After the screening, the cinema was dismantled. It was rebuilt at the Gower Heritage Centre, Parkmill, where it has reopened.[12]


  1. ^ "Iddole – Is-Y-Graig , A Topographical Dictionary of Wales (1849), pp. 440–443". British History Online website. University of London & History of Parliament Trust. 2008. Retrieved 28 October 2008.
  2. ^ "Gower Heritage Centre". Gower Heritage Centre website. Gower Heritage Centre. 2008. Retrieved 6 November 2007.
  3. ^ a b c "PARC LE BREOS, MEDIEVAL DEER-PARK". The Royal Commission on the Ancient and Historical Monuments of Wales website. Royal Commission on the Ancient and Historical Monuments of Wales. 2006. Retrieved 24 October 2008.[permanent dead link]
  4. ^ "Parc-le-Breos". Parc-le-Breos website. Parc-le-Breos. 2008. Archived from the original on 4 December 2008. Retrieved 6 November 2008.
  5. ^ Leighton, David (1999). A fresh look at Parc le Breos. Gower Society. pp. 71–79. ISSN 0962-0540.
  6. ^ a b c "PARC LE BREOS BURIAL CHAMBER;PARC CWM LONG CAIRN". The Royal Commission on the Ancient and Historical Monuments of Wales website. Royal Commission on the Ancient and Historical Monuments of Wales. 2006. Retrieved 24 October 2008.[permanent dead link]
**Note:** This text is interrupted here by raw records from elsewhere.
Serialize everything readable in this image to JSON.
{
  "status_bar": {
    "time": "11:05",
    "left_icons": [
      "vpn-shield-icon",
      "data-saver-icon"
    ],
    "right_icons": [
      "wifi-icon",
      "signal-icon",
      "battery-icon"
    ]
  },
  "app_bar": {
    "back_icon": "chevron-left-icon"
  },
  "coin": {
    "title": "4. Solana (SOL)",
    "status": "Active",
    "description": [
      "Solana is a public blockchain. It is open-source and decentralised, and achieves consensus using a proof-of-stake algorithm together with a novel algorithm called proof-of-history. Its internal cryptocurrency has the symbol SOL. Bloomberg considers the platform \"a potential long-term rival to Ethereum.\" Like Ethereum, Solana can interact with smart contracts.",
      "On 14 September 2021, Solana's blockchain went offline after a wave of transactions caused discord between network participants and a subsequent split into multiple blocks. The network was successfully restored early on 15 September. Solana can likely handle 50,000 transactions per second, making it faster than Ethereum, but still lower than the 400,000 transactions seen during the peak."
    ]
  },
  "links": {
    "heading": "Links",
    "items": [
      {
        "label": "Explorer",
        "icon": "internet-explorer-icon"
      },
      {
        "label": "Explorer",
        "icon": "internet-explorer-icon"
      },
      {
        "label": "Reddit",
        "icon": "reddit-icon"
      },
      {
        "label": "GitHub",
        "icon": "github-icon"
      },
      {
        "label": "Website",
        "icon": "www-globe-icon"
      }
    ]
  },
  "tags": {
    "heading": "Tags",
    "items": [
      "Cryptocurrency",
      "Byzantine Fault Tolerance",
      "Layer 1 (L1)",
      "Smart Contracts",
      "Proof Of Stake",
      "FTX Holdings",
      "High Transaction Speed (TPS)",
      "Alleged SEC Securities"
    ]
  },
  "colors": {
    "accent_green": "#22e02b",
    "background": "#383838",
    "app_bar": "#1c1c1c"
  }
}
  7. ^ "About Cadw". Cadw website. Cadw, a division of the Welsh Assembly Government. 2008. Archived from the original on 29 June 2011. Retrieved 11 August 2008.
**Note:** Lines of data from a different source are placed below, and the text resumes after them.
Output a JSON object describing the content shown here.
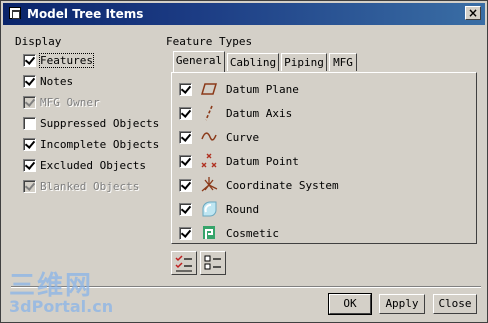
{
  "window": {
    "title": "Model Tree Items",
    "close_glyph": "×"
  },
  "display": {
    "label": "Display",
    "items": [
      {
        "label": "Features",
        "checked": true,
        "enabled": true,
        "focused": true
      },
      {
        "label": "Notes",
        "checked": true,
        "enabled": true
      },
      {
        "label": "MFG Owner",
        "checked": true,
        "enabled": false
      },
      {
        "label": "Suppressed Objects",
        "checked": false,
        "enabled": true
      },
      {
        "label": "Incomplete Objects",
        "checked": true,
        "enabled": true
      },
      {
        "label": "Excluded Objects",
        "checked": true,
        "enabled": true
      },
      {
        "label": "Blanked Objects",
        "checked": true,
        "enabled": false
      }
    ]
  },
  "feature_types": {
    "label": "Feature Types",
    "tabs": [
      {
        "label": "General",
        "active": true
      },
      {
        "label": "Cabling"
      },
      {
        "label": "Piping"
      },
      {
        "label": "MFG"
      }
    ],
    "items": [
      {
        "label": "Datum Plane",
        "checked": true,
        "icon": "datum-plane-icon"
      },
      {
        "label": "Datum Axis",
        "checked": true,
        "icon": "datum-axis-icon"
      },
      {
        "label": "Curve",
        "checked": true,
        "icon": "curve-icon"
      },
      {
        "label": "Datum Point",
        "checked": true,
        "icon": "datum-point-icon"
      },
      {
        "label": "Coordinate System",
        "checked": true,
        "icon": "coordinate-system-icon"
      },
      {
        "label": "Round",
        "checked": true,
        "icon": "round-icon"
      },
      {
        "label": "Cosmetic",
        "checked": true,
        "icon": "cosmetic-icon"
      }
    ]
  },
  "toolbar": {
    "select_all_icon": "select-all-icon",
    "clear_all_icon": "clear-all-icon"
  },
  "buttons": {
    "ok": "OK",
    "apply": "Apply",
    "close": "Close"
  },
  "watermark": {
    "line1": "三维网",
    "line2": "3dPortal.cn"
  },
  "colors": {
    "titlebar": "#0a246a",
    "face": "#d4d0c8",
    "check": "#000000",
    "icon_brown": "#8b3a1a",
    "watermark": "#8ab4e8"
  }
}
  8. ^ "Places to visit: Parc le Breos Burial Chamber". Cadw website. Cadw, a division of the Welsh Assembly Government. 2008. Retrieved 24 October 2008.
  9. ^ "CAT HOLE CAVE, PARKMILL". The Royal Commission on the Ancient and Historical Monuments of Wales website. Royal Commission on the Ancient and Historical Monuments of Wales. 22 October 2007. Retrieved 30 October 2008.[permanent dead link]
  10. ^ "BBC News – In pictures – In pictures: La Charrette". BBC News website. BBC News. 23 February 2008. Retrieved 19 November 2008.
  11. ^ a b "BBC NEWS / Wales / South West Wales / Hollywood ending for tiny cinema". BBC News website. BBC NEWS. 18 February 2008. Retrieved 18 November 2008.
  12. ^ a b "BBC NEWS / Wales / South West Wales / Starry last night for tiny cinema". BBC News website. BBC NEWS. 24 February 2008. Retrieved 18 November 2008.

External links[edit]